MIRANDA BROOKWELL – Youth Correspondent
“As a human rights issue, the effort to end violence against women becomes a government’s obligation, not just a good idea.” – Charlotte Bunch
Violence against women, sexual assault, predators — they’re not exactly comfortable things to talk about. It’s the sort of thing that makes your stomach squirm, the kind of stuff you only see on television, or on the news in huge cities.
That’s the problem.
As difficult as it is to think of that worst-case scenario as you’re walking home, perhaps a little more paranoia is what is needed. Too many young girls (me included) are consistently putting ourselves at risk. But who can blame us? The education on this sort of thing is practically non-existent. We continue to walk home alone at night, creeps continue to objectify women. It makes me sick.
As elementary students, we are taught about the threat of strangers, but from then on, there’s nothing. Young women (and men) need to know about assault, stalkers, and other scary topics as we get older and more independent. For the ladies, I found a few things I’d like to share.

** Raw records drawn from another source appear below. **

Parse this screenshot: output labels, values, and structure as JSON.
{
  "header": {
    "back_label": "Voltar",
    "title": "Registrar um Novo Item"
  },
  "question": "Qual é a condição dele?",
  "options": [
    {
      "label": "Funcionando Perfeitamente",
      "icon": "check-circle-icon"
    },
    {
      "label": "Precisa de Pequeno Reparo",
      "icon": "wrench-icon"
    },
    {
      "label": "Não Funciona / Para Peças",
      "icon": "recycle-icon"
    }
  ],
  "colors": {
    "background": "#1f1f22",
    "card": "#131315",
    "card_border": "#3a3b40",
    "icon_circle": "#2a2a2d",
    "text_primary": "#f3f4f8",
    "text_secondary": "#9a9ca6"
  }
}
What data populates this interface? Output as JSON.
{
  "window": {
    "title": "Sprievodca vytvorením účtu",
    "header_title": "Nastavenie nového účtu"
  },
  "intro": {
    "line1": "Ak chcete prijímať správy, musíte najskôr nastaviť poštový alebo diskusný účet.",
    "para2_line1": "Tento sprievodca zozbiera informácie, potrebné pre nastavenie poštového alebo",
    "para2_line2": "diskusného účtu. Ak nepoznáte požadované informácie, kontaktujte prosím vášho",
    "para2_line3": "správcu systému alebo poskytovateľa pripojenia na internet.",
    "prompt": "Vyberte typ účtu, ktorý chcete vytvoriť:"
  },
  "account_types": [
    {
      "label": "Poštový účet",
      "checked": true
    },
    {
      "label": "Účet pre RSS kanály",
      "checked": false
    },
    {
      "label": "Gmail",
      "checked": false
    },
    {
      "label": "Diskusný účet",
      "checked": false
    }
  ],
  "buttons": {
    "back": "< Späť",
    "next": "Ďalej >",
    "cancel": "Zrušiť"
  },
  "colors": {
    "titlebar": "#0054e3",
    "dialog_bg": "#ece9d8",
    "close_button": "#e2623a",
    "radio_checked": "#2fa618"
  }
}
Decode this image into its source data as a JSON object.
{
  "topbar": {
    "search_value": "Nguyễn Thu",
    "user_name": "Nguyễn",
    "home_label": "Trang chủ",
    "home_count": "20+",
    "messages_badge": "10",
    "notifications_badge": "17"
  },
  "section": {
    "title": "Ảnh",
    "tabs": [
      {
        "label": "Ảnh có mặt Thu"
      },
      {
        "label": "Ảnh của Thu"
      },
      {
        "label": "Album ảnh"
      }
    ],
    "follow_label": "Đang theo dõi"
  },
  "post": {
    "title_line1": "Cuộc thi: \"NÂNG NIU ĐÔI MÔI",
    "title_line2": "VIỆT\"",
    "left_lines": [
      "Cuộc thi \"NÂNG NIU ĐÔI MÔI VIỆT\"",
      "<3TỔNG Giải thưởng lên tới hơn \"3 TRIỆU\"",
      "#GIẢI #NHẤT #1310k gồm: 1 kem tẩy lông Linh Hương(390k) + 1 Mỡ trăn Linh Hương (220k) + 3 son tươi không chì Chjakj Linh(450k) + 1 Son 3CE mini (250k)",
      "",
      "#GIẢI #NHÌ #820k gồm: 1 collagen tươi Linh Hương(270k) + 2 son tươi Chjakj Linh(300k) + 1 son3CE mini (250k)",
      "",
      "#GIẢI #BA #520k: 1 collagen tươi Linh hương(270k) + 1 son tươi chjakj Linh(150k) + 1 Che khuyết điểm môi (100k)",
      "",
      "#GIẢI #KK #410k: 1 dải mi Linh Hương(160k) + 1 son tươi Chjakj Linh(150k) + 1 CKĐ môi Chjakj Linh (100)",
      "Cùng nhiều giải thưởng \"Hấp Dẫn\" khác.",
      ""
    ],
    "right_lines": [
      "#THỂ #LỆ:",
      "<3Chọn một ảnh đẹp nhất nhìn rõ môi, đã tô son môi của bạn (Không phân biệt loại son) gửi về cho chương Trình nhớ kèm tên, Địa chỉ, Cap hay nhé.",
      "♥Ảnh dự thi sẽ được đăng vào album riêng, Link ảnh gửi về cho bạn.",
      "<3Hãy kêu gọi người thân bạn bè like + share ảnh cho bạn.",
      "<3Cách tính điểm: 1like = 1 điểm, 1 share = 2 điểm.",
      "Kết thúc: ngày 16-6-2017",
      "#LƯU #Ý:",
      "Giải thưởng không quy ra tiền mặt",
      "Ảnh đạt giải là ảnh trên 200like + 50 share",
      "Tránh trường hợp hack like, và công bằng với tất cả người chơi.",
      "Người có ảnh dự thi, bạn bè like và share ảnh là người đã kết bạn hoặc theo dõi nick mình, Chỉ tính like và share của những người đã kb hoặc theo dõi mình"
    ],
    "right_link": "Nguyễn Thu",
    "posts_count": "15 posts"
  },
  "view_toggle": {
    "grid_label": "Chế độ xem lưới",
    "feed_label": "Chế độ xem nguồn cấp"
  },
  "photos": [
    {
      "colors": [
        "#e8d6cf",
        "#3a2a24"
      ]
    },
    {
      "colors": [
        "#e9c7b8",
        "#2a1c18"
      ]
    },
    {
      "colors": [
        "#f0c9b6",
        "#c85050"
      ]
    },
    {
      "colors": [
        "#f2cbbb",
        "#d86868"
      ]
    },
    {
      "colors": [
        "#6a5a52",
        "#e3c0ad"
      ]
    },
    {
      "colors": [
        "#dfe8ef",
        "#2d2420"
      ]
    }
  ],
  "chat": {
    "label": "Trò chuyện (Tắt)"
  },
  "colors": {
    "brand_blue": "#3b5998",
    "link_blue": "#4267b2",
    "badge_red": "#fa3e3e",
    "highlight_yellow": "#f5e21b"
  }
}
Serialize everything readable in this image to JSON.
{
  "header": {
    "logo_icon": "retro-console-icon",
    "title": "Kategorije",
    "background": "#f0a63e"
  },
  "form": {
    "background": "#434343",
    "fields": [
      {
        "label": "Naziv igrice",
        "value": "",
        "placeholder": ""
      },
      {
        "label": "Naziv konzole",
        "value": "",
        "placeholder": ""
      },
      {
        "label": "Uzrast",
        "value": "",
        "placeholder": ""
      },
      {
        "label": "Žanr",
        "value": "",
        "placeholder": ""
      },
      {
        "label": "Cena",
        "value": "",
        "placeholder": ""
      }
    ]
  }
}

Cosmopolitan magazine has a lot of R-rated material, but every issue has a crime story — a focus on rape, assault, or Internet predators, and tips for keeping yourself safe. Read them.
Trust your gut. If someone or someplace makes your skin crawl, there’s probably a good reason for that.
While reading up on this topic, I found an interesting site on self-defense written by a woman. One thing that stuck out to me was to not rely on a form of weapon. I suppose it helps, if you know how to use it, but the body (especially those feet to hit the pavement) is your best bet.
Accept the fact that regardless of how many times you hit the gym, men are physiologically stronger. I’m not saying that you shouldn’t still give it all you’ve got if you’re in a drastic situation with an attacker, but remember that you are not a superhero. Don’t put yourself in a position to be hurt. Don’t go looking for trouble.
Victim Services offers free self-defense workshops. Check them out.
Don’t be stupid when you party. Don’t leave your drink unattended.
If you have a Smartphone, check your App Store for safety applications. A really great one if you’re frequently walking at night is Streetsafe. Although there is a monthly fee included, the app gives you the option to call 9-1-1 with a simple slide of your phone, or to talk to 24/7 security advisors if you’re feeling scared. If you wanted to, you could call every day.
Tell someone where you’re going when you leave. Even if it’s not your parents, someone needs to know. Look out for each other, ladies.
I’m sorry if this article has offended or scared anyone, but it was a matter that needed to be addressed. To turn a blind eye to these sorts of crimes is exactly what makes them so awful. Get informed and be aware.